Copy exactly and only the lines running from the one that contains "Decode this image" to the final line of the data below, without the pictures.

Extracted information section start

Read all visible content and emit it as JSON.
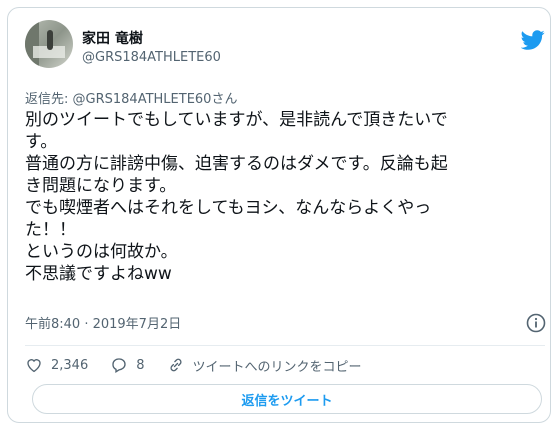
{
  "author": {
    "display_name": "家田 竜樹",
    "handle": "@GRS184ATHLETE60"
  },
  "reply_to": {
    "prefix": "返信先:",
    "handle": "@GRS184ATHLETE60",
    "suffix": "さん"
  },
  "tweet": {
    "lines": [
      "別のツイートでもしていますが、是非読んで頂きたいで",
      "す。",
      "普通の方に誹謗中傷、迫害するのはダメです。反論も起",
      "き問題になります。",
      "でも喫煙者へはそれをしてもヨシ、なんならよくやっ",
      "た！！",
      "というのは何故か。",
      "不思議ですよねww"
    ],
    "timestamp": "午前8:40 · 2019年7月2日"
  },
  "actions": {
    "likes": "2,346",
    "replies": "8",
    "copy_link": "ツイートへのリンクをコピー"
  },
  "reply_button": "返信をツイート",
  "colors": {
    "brand_blue": "#1d9bf0",
    "muted_text": "#536471",
    "border": "#cfd9de"
  },
  "icons": [
    "twitter-bird-icon",
    "info-icon",
    "heart-icon",
    "reply-bubble-icon",
    "link-icon"
  ]
}
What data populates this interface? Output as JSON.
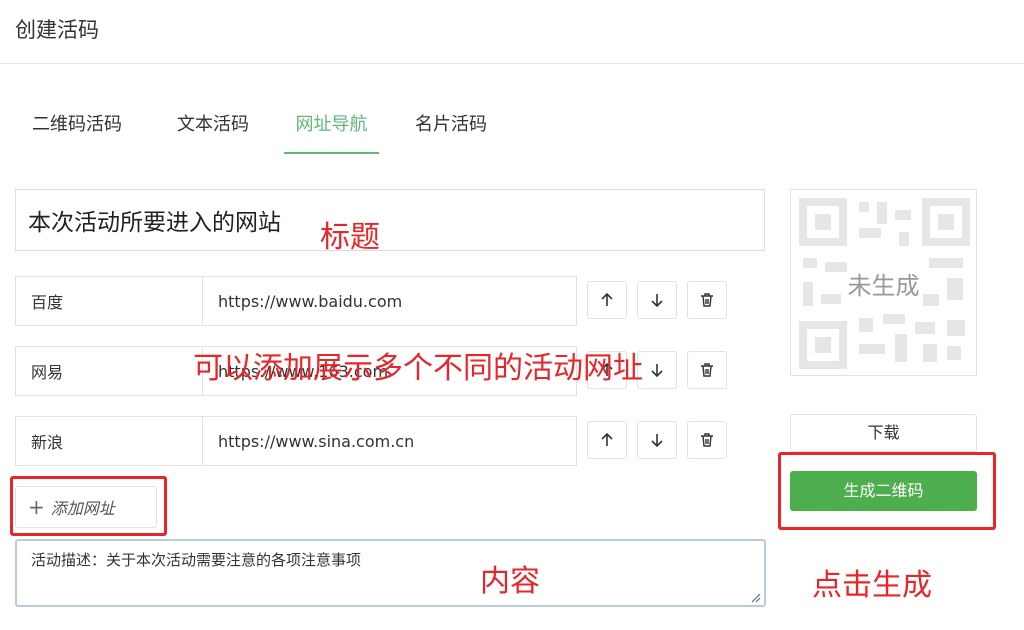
{
  "header": {
    "title": "创建活码"
  },
  "tabs": [
    {
      "label": "二维码活码",
      "active": false
    },
    {
      "label": "文本活码",
      "active": false
    },
    {
      "label": "网址导航",
      "active": true
    },
    {
      "label": "名片活码",
      "active": false
    }
  ],
  "form": {
    "title_value": "本次活动所要进入的网站",
    "links": [
      {
        "name": "百度",
        "url": "https://www.baidu.com"
      },
      {
        "name": "网易",
        "url": "https://www.163.com"
      },
      {
        "name": "新浪",
        "url": "https://www.sina.com.cn"
      }
    ],
    "add_label": "添加网址",
    "description": "活动描述：关于本次活动需要注意的各项注意事项"
  },
  "preview": {
    "qr_status": "未生成",
    "download_label": "下载",
    "generate_label": "生成二维码"
  },
  "annotations": {
    "title": "标题",
    "multi": "可以添加展示多个不同的活动网址",
    "content": "内容",
    "click": "点击生成"
  },
  "icons": {
    "up": "arrow-up-icon",
    "down": "arrow-down-icon",
    "delete": "trash-icon",
    "add": "plus-icon"
  },
  "colors": {
    "accent": "#5fb878",
    "primary_button": "#4cae4c",
    "annotation": "#e8262a"
  }
}
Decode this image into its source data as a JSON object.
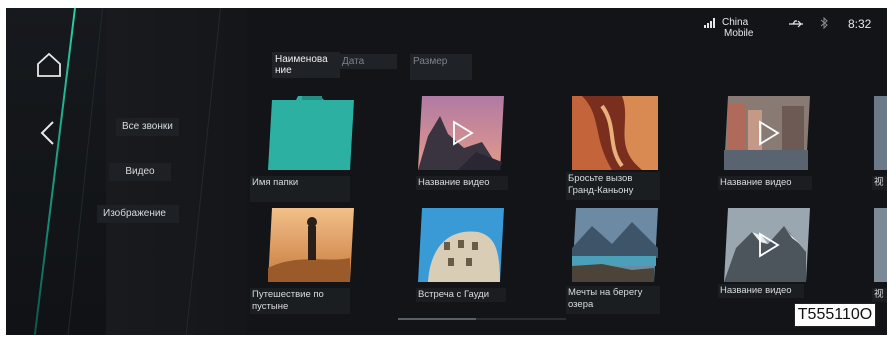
{
  "statusbar": {
    "carrier_line1": "China",
    "carrier_line2": "Mobile",
    "time": "8:32",
    "icons": [
      "signal-icon",
      "usb-icon",
      "bluetooth-icon"
    ]
  },
  "nav": {
    "categories": [
      "Все звонки",
      "Видео",
      "Изображение"
    ]
  },
  "sort": {
    "name_line1": "Наименова",
    "name_line2": "ние",
    "date": "Дата",
    "size": "Размер"
  },
  "grid": {
    "row1": [
      "Имя папки",
      "Название видео",
      "Бросьте вызов Гранд-Каньону",
      "Название видео",
      "视"
    ],
    "row2": [
      "Путешествие по пустыне",
      "Встреча с Гауди",
      "Мечты на берегу озера",
      "Название видео",
      "视"
    ]
  },
  "figure_code": "T555110O",
  "colors": {
    "accent": "#2fe3b6",
    "folder": "#2bb0a2",
    "background": "#121418"
  }
}
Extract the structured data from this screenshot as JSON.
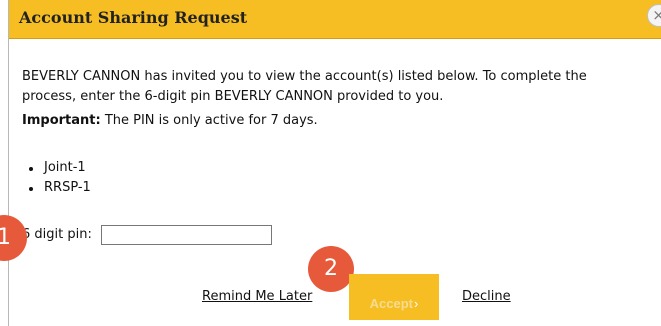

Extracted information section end

**Solution to the exercise:**
Decode this image into its source data as a JSON object.
{
  "statusbar": {
    "carrier_line1": "China",
    "carrier_line2": "Mobile",
    "time": "8:32",
    "icons": [
      "signal-icon",
      "usb-icon",
      "bluetooth-icon"
    ]
  },
  "nav": {
    "categories": [
      "Все звонки",
      "Видео",
      "Изображение"
    ]
  },
  "sort": {
    "name_line1": "Наименова",
    "name_line2": "ние",
    "date": "Дата",
    "size": "Размер"
  },
  "grid": {
    "row1": [
      "Имя папки",
      "Название видео",
      "Бросьте вызов Гранд-Каньону",
      "Название видео",
      "视"
    ],
    "row2": [
      "Путешествие по пустыне",
      "Встреча с Гауди",
      "Мечты на берегу озера",
      "Название видео",
      "视"
    ]
  },
  "figure_code": "T555110O",
  "colors": {
    "accent": "#2fe3b6",
    "folder": "#2bb0a2",
    "background": "#121418"
  }
}
Extract the structured data from this screenshot as JSON.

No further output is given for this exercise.